[[ Material provided, beginning ]]
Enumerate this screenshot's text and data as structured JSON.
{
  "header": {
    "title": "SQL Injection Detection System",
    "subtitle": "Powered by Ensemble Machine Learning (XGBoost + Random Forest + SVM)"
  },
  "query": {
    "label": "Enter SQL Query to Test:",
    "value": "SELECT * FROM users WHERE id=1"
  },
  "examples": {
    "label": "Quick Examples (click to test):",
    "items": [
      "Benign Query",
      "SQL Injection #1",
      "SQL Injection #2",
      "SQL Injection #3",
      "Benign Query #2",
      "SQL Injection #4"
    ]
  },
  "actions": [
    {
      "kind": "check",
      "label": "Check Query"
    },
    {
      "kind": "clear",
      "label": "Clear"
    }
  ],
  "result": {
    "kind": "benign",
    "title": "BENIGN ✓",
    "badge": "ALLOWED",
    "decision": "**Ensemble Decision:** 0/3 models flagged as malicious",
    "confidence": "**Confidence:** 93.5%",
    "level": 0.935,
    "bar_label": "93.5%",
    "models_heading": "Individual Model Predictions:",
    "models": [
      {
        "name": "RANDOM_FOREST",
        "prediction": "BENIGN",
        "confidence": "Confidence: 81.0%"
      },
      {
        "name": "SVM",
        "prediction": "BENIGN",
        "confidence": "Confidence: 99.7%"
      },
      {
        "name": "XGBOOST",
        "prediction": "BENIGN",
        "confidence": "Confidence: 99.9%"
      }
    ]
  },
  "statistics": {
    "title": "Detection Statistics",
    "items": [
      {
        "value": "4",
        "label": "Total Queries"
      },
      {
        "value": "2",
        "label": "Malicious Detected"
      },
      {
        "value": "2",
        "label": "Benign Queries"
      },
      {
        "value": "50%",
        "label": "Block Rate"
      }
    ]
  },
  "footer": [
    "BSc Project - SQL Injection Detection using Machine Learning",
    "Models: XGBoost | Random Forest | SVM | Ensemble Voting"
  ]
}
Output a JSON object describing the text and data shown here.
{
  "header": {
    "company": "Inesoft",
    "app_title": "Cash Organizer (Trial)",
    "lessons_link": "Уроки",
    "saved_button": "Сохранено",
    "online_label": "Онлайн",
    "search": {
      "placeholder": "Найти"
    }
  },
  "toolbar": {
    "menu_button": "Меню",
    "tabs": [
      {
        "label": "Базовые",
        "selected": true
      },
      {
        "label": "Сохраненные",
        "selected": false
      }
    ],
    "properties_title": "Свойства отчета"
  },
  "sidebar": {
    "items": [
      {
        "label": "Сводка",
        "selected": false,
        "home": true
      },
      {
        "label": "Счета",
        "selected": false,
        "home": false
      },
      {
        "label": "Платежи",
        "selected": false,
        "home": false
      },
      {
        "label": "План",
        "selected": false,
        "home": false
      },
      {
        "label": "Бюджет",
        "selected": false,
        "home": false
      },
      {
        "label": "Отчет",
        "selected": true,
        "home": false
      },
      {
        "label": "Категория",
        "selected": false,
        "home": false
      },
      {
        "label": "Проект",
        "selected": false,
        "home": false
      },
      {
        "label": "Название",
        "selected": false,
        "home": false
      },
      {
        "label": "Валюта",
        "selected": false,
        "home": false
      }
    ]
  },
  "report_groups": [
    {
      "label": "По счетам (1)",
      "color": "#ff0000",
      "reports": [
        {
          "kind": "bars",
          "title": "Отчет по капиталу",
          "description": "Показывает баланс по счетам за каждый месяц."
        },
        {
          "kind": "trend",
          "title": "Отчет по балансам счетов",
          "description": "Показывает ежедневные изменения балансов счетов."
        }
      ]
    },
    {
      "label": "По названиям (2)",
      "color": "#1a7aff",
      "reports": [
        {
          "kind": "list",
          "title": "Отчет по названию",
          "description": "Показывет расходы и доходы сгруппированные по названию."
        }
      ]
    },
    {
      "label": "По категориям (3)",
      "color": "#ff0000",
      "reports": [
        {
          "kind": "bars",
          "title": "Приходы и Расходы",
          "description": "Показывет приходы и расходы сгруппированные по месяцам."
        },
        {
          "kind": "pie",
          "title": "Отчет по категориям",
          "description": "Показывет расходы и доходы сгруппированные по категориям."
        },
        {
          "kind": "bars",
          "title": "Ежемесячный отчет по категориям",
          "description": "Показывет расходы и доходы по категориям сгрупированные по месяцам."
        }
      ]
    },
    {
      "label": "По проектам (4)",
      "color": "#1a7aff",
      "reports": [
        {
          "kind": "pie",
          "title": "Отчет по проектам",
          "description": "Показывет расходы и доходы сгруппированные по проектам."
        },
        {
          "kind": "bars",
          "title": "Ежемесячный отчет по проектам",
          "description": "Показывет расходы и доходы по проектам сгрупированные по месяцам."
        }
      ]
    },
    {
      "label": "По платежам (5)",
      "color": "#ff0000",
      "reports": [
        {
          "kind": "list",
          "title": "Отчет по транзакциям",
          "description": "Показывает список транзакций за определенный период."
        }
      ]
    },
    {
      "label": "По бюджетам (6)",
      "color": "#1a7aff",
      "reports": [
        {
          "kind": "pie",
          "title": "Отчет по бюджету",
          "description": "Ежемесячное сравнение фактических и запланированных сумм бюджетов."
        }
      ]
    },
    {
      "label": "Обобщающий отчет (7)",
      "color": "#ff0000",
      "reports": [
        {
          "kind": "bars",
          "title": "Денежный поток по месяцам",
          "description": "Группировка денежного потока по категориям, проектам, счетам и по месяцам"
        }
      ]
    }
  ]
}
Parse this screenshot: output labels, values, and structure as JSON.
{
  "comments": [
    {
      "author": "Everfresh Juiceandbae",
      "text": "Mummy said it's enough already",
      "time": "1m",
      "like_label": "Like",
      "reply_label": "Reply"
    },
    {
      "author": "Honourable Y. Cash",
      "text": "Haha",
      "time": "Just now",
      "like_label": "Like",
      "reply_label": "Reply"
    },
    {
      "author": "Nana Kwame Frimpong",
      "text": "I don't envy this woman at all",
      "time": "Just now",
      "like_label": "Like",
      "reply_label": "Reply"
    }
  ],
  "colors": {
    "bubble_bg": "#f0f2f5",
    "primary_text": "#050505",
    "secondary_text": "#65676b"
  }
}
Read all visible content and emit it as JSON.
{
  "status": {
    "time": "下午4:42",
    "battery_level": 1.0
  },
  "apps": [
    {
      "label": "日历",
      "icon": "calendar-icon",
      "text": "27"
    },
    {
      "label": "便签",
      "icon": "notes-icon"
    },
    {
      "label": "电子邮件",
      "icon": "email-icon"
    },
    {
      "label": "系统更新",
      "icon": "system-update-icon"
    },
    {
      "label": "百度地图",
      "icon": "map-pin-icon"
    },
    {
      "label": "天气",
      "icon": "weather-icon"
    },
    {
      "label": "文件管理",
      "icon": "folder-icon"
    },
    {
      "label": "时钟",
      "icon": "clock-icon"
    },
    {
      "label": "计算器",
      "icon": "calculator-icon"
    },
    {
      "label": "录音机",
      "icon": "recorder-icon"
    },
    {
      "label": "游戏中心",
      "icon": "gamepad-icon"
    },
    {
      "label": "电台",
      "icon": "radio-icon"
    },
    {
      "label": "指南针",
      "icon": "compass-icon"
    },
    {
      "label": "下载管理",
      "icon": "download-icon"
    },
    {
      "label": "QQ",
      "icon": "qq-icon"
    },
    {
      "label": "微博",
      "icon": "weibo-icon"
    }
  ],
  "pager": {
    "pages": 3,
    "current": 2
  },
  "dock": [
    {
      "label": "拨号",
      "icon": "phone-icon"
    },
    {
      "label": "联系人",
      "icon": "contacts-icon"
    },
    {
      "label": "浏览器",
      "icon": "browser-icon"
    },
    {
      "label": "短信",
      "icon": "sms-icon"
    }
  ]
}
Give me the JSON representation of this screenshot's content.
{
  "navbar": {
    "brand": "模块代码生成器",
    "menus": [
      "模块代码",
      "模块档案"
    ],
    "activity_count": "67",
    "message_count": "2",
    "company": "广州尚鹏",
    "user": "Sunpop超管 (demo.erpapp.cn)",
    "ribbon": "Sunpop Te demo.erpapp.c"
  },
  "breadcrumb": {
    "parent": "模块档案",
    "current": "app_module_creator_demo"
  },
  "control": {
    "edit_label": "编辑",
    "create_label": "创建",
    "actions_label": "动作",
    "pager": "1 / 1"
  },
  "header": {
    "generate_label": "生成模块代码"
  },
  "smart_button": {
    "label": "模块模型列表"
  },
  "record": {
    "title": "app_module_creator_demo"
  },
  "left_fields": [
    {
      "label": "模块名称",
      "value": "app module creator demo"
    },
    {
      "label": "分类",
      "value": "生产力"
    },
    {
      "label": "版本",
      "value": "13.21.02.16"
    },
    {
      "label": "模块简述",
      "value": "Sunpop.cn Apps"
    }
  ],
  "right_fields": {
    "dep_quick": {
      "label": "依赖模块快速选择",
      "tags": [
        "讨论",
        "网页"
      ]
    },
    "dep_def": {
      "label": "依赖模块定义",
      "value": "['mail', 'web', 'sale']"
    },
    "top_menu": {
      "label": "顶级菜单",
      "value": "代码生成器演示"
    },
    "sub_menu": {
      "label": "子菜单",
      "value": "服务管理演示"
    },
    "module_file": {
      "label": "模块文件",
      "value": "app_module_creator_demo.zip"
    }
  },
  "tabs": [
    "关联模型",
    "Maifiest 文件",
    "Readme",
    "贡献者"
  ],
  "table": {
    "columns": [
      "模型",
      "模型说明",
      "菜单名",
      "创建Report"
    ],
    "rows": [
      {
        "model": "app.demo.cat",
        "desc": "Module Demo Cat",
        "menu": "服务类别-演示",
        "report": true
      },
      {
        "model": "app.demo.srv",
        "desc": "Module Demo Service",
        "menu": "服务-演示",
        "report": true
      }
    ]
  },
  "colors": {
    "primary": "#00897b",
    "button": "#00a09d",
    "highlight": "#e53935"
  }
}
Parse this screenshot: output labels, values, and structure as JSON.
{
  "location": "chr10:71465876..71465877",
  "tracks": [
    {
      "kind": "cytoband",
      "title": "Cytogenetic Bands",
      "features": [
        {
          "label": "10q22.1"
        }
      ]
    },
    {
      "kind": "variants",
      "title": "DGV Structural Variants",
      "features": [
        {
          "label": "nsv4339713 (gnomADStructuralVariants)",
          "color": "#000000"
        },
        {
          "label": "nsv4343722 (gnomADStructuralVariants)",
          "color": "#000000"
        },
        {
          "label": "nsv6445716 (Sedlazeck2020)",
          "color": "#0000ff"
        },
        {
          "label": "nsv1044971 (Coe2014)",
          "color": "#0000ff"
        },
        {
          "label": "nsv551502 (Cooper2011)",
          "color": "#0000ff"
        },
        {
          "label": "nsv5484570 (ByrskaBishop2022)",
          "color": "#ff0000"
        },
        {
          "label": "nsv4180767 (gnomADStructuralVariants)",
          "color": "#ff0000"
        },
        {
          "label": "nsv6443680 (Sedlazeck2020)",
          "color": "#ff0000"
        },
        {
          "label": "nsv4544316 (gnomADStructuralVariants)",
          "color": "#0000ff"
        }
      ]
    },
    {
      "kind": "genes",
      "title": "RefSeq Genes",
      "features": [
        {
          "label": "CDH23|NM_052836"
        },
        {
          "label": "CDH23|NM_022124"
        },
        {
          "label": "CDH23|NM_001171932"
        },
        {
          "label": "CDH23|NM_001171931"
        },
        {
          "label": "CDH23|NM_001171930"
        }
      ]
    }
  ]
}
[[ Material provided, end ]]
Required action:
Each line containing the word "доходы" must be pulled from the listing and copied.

The answer:
          "description": "Показывет расходы и доходы сгруппированные по названию."
          "description": "Показывет расходы и доходы сгруппированные по категориям."
          "description": "Показывет расходы и доходы по категориям сгрупированные по месяцам."
          "description": "Показывет расходы и доходы сгруппированные по проектам."
          "description": "Показывет расходы и доходы по проектам сгрупированные по месяцам."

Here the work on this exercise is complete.